Electronic Transport Properties of Semiconductor Nanostructures
The Graduate School, Stony Brook University: Stony Brook, NY.

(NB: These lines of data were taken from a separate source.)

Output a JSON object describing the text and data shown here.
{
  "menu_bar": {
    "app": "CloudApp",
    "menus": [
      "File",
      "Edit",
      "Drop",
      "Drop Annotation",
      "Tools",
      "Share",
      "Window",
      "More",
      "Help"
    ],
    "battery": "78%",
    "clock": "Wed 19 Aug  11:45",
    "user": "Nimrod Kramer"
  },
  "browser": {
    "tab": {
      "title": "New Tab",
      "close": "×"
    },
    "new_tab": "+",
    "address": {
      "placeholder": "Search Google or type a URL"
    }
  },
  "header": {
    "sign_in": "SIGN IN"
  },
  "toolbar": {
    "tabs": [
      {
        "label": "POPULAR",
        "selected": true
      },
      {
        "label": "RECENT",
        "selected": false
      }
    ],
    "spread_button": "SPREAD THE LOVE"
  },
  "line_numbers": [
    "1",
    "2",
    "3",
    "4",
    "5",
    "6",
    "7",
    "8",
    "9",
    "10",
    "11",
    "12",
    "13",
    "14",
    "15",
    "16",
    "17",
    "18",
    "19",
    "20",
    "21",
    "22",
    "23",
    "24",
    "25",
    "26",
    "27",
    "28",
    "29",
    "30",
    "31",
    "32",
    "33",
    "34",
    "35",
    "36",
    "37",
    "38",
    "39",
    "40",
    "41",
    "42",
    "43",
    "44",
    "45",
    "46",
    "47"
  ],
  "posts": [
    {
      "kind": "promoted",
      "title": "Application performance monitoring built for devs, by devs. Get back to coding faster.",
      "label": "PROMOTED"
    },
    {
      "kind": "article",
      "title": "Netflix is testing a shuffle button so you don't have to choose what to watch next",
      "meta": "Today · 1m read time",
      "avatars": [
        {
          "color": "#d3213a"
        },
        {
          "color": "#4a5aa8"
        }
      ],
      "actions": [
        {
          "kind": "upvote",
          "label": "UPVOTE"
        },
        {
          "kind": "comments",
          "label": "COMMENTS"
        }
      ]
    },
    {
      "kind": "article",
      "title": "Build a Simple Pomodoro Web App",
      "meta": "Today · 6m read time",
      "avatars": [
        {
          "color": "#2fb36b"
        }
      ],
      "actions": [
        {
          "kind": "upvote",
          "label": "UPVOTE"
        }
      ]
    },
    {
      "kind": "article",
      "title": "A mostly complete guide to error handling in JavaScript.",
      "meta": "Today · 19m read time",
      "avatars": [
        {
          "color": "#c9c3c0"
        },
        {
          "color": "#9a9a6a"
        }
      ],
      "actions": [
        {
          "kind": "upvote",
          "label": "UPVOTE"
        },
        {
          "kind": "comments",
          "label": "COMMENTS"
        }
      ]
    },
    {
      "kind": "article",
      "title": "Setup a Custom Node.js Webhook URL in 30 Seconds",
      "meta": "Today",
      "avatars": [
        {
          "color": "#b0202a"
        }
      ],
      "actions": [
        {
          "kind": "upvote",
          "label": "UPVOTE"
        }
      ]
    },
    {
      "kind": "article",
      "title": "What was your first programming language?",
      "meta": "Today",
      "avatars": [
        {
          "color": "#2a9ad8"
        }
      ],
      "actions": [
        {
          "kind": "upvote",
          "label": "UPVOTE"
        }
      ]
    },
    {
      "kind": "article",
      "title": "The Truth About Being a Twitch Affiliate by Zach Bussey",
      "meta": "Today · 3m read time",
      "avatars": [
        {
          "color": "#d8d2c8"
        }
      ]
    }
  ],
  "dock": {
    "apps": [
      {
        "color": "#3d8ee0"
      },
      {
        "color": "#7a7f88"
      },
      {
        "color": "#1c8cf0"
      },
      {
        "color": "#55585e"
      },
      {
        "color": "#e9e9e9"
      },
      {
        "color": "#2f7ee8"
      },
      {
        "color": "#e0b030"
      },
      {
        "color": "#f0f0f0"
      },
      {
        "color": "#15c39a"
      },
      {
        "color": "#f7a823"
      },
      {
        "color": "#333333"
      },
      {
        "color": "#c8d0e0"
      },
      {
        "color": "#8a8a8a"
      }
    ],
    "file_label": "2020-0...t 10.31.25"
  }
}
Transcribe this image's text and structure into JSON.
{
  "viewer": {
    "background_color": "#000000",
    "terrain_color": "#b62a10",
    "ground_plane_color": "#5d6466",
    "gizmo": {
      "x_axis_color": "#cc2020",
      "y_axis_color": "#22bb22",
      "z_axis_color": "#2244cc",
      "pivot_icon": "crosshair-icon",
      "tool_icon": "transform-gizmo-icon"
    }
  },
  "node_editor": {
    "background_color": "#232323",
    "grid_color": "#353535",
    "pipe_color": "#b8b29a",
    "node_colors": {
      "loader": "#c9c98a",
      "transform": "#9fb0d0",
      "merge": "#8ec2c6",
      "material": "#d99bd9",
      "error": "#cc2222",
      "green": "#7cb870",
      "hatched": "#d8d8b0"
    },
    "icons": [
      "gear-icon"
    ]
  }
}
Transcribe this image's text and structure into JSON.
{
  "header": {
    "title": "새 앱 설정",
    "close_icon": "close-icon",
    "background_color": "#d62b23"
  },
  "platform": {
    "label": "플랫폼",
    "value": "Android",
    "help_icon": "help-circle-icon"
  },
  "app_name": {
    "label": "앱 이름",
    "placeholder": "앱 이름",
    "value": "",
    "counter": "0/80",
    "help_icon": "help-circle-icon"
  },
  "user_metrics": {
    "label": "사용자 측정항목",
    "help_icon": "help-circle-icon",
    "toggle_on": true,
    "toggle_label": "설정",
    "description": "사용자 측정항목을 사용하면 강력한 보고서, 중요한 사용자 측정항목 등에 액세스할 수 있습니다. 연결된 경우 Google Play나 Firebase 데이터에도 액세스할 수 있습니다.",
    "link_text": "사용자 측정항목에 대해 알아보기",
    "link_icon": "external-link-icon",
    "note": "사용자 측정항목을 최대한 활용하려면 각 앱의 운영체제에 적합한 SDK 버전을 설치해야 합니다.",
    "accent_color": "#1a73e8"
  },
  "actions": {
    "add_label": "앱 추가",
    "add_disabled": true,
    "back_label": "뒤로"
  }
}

With reduced size and dimensions, semiconductor nanostructures have dramatic difference in electrical properties than their bulk counterparts. These differences have raised many interesting topics, such as quantum Hall effects and bandgap engineering. By utilizing these properties of nanostructures, numerous electrical devices have been proposed and created to improve human life quality and production efficiency. Graphene, carbon atoms formed in only one-atomic-layer, has been discovered in lab in 2004 and raised a lot of attentions. It has unique electronic band structure and promising applications. Many fundamental physics questions and practical limitations on device functions need to be addressed. We have investigated the low-frequency 1/f noise, which poses a limit on the signal-to-noise ratio in broad band electrical circuit, in both suspended and on-substrate graphene field-effect transistors, from T = 30 to 300K. We have found that, compared to on-substrate devices, in general suspended graphene devices show lower 1/f noise, as a result of their higher mobility. We explain the observed noise dependence on gate voltage using the Hooge's empirical relation with a variable Hooge parameter. We have also studied metal-insulator transition in monolayer graphene, and a phase diagram of metal and insulator phases from reported and our own results was proposed. Anomalous quantum Hall effect in ABC-stacked trilayer graphene was also studied, and we found chiral fermions with Berry's phase 3 pi and unusual Landau level quantization with 12-fold and 4-fold degeneracy in the n=0 and n >0 Landau levels, respectively. With the help of spacially resolved scanning photocurrent, we have studied charge transport in graphene in quantum Hall regime. And we found that the net photocurrent is determined by hot carriers transported to the device edges, where quantum Hall edge states provide efficient channels for their extraction to contacts. Moreover, optical bandgap and electrical properties of (GaN)1-x(ZnO)x solid solution nanowire have been studied to explore the possibility of using this material as a photovoltaic catalyst in water splitting for generating renewable energy. The nanowires with composition x = 0.12 were found with an optical bandgap ~2.7eV. And the nanowire FETs were n-type conduction, with background carrier density ~10^19/cm^3 and electron mobility ~1 cm^2/V-s.